Rich Skrika, a Jazz Biography
by Rich Skrika March 2007
Webpage by Cliff Lamere 12 Mar 2007
Richard Stephen "Rich" Skrika, of Gansevoort, Saratoga Co., NY
Skrika – Piano
has been playing professionally since he was 13 years old, starting on accordion
in a 5-piece combo with his buddies back in Perth Amboy, NJ where he grew up.
[photo below] He first became interested in traditional jazz after listening to radio
broadcasts out of NY City. “There
was plenty of good jazz on radio in the fifties and sixties” recalls Rich.
Deciding that this style of jazz was the real thing, Rich started
collecting records and doing lots of listening to what the greats of the time
were doing. “I really enjoyed the

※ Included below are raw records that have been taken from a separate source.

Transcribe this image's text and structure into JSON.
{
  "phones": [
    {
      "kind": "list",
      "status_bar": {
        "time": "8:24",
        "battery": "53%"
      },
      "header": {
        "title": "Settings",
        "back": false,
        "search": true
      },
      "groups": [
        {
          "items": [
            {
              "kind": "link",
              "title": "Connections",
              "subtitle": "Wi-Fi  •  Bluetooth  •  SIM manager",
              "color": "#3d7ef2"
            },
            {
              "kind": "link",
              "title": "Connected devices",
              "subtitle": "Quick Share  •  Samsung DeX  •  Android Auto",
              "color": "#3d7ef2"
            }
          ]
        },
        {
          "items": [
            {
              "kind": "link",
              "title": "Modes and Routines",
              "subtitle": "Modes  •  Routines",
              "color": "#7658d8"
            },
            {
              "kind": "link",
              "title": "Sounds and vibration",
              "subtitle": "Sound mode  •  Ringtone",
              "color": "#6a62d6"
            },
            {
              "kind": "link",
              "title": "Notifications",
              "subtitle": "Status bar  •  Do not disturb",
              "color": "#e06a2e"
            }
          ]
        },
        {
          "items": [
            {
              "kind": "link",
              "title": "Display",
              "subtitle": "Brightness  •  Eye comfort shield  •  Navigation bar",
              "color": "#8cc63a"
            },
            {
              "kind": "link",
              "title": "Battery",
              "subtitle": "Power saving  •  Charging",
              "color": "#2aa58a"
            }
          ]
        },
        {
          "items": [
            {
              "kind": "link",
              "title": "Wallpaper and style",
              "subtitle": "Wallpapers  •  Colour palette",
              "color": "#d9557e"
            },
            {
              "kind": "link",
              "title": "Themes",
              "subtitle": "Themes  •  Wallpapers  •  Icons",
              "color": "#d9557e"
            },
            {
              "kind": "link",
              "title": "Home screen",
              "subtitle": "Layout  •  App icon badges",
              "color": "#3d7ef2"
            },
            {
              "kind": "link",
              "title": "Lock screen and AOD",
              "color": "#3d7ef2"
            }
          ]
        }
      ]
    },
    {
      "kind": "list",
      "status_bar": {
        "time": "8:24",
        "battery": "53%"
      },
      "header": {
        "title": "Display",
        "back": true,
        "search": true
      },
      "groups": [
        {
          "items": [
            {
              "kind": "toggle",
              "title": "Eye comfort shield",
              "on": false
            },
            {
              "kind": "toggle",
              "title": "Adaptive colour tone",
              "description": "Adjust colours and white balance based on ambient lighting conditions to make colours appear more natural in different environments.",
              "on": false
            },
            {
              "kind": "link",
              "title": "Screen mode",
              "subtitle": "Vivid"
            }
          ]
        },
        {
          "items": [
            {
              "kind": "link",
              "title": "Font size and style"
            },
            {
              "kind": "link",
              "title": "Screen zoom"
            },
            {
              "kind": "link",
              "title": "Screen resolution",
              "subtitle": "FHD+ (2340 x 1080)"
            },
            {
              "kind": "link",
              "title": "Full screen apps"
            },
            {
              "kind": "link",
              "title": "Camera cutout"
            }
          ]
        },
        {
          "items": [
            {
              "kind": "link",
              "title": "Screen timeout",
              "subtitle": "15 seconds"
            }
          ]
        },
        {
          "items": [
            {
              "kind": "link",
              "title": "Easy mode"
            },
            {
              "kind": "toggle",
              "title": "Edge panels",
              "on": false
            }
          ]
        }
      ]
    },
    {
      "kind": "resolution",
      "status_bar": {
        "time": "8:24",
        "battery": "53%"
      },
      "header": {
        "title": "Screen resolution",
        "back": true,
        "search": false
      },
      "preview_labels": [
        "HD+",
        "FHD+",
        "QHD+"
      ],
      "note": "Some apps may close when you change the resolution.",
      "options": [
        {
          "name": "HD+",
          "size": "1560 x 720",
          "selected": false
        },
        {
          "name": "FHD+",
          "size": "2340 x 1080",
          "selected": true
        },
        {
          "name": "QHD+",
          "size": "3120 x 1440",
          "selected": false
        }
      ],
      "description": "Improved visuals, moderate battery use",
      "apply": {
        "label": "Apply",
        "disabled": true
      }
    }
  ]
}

melodies, harmonies, rhythm and free-wheeling sound of this style of jazz.
The ensemble sound is what attracted me to the music in the first place
and still is what grabs my attention the most, even now”, says Rich.
attending college in the late sixties, Rich taught himself the piano while
pursuing a Mechanical Engineering degree at RPI.
His first piano playing job was intermissions at the Hendrick Hudson
Hotel in Troy opposite Carl Lunsford’s jazz band.
He then moved over to At The Hat in Albany, playing with the traveling
version of Your Father’s Mustache banjo band out of Boston.
It was here that he heard Skip Parsons Riverboat Jazz Band for the first
time. After a few visits, he
finally got up enough nerve to talk with Skip and a few of the other guys (after
all, they were older and far more experienced players of this “Dixieland
Jazz”), found that they all shared the same musical interest and gladly
accepted Skip’s offer to join the band right after getting married in 1971.
Over the next five years, Rich learned how to play “band piano”
following Skip’s advice and encouragement.
During this period, there were piano-banjo stints at the local Shakey’s
Pizza Parlor and a place called The Fountain where the RBJB still plays it’s
monthly gig, more than 25 years later!!
was transferred to the Detroit area in late 1976 where he spent the next 3 years
away from Skip and the RBJB, but not away from jazz.
While in Detroit, he played with The New Imperial Jazz Band at their
Saturday afternoon sessions in Windsor, Canada and got to know and play with
most of the “jazz guys” in town including Tom Saunders, Jim Dapogny,
Mother’s Boys, Mike Montgomery, Paul Temple, Ray Heitger’s Cakewalkin’
Jazz Band from Toledo, Ohio and other lesser
known, but high quality, players.
returning to the Albany area, Rich rejoined the RBJB in late 1980 and remained
with Skip for the next eight years. “I’ve
always thought of the piano as a rhythm instrument, which is why I prefer a
“strong left hand” approach to playing.
Keeping the left hand going in a “stride style” just adds to the
rhythm and keeps things moving along at the right pace”, says Rich.
“I like being part of the rhythm section and playing behind the
horns”, he adds. Along the way,
Rich started expanding his repertoire of tunes and includes the verses to most
of the songs, at least as many as he can find.
“The verse actually tells the story and is often neglected. And, the verse is usually quite different than the more
familiar chorus, which significantly adds to the flavor of the tune”, says
Rich. He now has quite a collection
of early jazz tunes and recordings which keeps expanding as he finds “new”
material. As far as Rich is
concerned, there is no other kind of music and that’s just fine with him!!
went off on his own during the nineties playing with his own band for a while
and also with other groups in the area. In
early 2006, he and Skip got back together and the association continues to this
day. “Glad to be back”, Rich
Perth Amboy, New Jersey, about 1962. The first band in which Rich played.
Rich Skrika (accordian), (cornet), (alto?? saxophone), (drums), (trombone)
"We played together for about 7 years doing mostly weddings and private parties back then – no clubs as we were too young!! You’ll notice that we did have the right instrumentation for playing some Dixieland, which we did at my insistence back then, though probably not very well since we were not yet real accomplished musicians."
Rich Skrika can be seen in other photos taken by Cliff Lamere:
Rich Skrika 2
Skip Parsons' Riverboat Jazz Band 2
Skip Parsons' Riverboat Jazz Band 3
Skip Parsons' Riverboat Jazz Band 4
Mardi Gras 1
Mardi Gras 2
Skip Parsons 2
With Ernie Belanger
With Eddy Kebabjian
With Rich Downs
With Mike Benedict
With Forrest Gabriels
With Jerry Gordon
With Sam Ponder
With Forrest Gabriels 2
With Bernie Mulleda
With Dino Cimino
See Rich Skrika in photos on other webpages made by Cliff Lamere:
Historical Photos of SPRJB 1